Easter Island, also called Rapa Nui by local peoples, is one of the most fascinating locations in the world. However, this archaeological site is also very remote, so few people actually make the trek to visit it. Easter Island is located nearly 2,500 miles from South America, making it one of the most southern destinations in the world.
Little is known about the culture of Easter Island. Archaeologists believe that the original settlers on the island came from either Mangareva or the Marquesas Islands sometime around 500 AD. They used tools and planted a number of different crops on the island. It’s also believed that these settlers brought animals with them. However, Easter Island has no rivers, no protective reefs, and does not feature the warm, tropic weather of other islands. Because of this, the settlers would have had a fairly rough time carving out a life here. However, on the plus side, they found many large palm trees and a variety of craters that were full of drinking water. They also discovered obsidian to use in crafting tools, which actually allowed their culture to flourish.
While these settlers built houses, workshops, and a number of other structures, the most fascinating thing the built were the moai and the ahu. The moai are the famous, giant head statues that Easter Island is known for, while the ahu are shrines built to honor gods and sacred tribal chiefs. The ahu come in a number of different shapes and sizes, and more than 350 individual ahu have been found on the island, all of which feature raised platforms, paved ramps, and courtyard areas. The moai were generally placed near these shrines, facing inwards with their backs to the sea.
The moai statues are quite impressive. No one actually knows how many of these statues are on Easter Island because many of them have been buried throughout the years. A low estimate is around 800, but some believe there could be as many as a thousand or more. Moai are found all over the island, but one of the biggest clusters of the statues is at Rano Raraku, the quarry on the southern coast. There are also a number of incomplete statues found around this area. Broken statues have also been found, and it appears many of them were in the process of being moved.
The statues themselves range in size from small – about six feet in height – to huge – over thirty feet tall. One of the largest statues that’s still attached to the stone of the quarry is more than 65 feet long and weights at least 270 tons – an impressive carving feat for primitive people using simple tools.

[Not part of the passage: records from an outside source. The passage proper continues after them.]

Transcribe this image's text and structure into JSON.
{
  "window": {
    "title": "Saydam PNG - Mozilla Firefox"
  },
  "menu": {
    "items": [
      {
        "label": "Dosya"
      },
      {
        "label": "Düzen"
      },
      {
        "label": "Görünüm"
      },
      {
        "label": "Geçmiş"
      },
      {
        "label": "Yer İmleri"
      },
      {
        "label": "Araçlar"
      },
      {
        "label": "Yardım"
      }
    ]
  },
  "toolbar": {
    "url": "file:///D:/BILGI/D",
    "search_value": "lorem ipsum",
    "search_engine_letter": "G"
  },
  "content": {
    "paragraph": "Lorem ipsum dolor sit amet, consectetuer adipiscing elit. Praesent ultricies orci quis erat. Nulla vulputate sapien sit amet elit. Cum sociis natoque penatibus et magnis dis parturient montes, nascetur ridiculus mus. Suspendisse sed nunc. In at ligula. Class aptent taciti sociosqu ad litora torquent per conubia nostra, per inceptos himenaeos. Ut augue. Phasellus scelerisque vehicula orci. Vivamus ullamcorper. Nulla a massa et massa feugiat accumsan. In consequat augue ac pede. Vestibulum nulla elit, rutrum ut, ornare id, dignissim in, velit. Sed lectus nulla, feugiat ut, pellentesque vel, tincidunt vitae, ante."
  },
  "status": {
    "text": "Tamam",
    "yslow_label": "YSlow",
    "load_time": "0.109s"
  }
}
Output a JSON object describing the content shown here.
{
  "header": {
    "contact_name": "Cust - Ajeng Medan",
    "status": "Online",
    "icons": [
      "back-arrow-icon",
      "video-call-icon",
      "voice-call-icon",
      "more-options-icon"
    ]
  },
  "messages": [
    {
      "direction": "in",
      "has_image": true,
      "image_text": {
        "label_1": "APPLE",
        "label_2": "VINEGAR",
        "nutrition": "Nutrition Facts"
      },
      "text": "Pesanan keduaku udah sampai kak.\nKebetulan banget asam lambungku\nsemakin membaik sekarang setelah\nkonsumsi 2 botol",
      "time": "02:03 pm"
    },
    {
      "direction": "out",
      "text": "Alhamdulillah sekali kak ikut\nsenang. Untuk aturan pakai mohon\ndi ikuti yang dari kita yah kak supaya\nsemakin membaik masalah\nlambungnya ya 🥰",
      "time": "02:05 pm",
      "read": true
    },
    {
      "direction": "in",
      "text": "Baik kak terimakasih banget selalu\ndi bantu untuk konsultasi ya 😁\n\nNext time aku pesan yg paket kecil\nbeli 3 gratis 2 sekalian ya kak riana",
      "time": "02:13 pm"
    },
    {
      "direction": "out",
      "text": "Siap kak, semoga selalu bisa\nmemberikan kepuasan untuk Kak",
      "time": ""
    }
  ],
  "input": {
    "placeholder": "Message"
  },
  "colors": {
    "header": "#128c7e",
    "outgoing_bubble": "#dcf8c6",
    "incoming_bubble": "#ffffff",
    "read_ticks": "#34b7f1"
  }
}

So while it may be an out of the way destination, Easter Island is one of the most interesting locations in the world. The mysteries surrounding the moai statues and the sheer size of some of them are reasons enough to travel to this far-off land at least once in your life. If nothing else, you can say that you’ve done something few others have done.